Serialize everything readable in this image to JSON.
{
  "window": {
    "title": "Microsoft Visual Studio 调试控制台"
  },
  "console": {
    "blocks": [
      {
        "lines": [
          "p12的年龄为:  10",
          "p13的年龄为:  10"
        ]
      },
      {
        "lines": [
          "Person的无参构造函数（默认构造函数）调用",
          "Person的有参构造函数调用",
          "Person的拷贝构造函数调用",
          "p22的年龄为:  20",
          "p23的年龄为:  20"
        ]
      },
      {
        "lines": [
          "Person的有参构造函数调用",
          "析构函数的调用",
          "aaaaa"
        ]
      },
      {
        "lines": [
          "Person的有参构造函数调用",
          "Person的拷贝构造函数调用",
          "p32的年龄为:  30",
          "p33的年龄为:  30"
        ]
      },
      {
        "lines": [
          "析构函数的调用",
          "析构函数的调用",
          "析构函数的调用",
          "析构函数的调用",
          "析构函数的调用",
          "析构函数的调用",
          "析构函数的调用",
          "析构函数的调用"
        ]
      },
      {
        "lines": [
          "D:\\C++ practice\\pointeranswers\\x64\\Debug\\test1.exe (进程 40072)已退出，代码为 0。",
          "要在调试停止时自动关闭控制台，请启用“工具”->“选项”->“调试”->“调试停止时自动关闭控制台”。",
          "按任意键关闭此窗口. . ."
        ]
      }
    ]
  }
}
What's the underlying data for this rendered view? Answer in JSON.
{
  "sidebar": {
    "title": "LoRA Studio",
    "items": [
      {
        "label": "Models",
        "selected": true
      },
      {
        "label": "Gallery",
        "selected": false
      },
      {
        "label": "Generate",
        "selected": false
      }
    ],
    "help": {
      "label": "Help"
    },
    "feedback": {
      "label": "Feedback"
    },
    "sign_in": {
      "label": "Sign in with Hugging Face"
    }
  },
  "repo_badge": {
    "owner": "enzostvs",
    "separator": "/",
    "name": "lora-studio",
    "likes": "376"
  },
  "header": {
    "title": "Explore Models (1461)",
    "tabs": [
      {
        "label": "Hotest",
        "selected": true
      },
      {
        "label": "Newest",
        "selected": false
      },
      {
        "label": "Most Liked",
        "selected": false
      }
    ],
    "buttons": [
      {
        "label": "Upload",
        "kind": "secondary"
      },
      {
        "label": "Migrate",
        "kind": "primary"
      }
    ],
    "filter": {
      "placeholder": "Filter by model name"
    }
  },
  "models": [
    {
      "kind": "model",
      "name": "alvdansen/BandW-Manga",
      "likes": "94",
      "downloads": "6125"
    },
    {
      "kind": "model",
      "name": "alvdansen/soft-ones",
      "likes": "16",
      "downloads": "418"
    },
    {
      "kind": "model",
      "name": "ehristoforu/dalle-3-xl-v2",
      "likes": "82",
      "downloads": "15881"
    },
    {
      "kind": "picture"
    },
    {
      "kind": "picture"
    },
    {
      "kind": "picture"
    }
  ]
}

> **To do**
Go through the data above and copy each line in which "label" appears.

> **Exercise response**
        "label": "Models",
        "label": "Gallery",
        "label": "Generate",
      "label": "Help"
      "label": "Feedback"
      "label": "Sign in with Hugging Face"
        "label": "Hotest",
        "label": "Newest",
        "label": "Most Liked",
        "label": "Upload",
        "label": "Migrate",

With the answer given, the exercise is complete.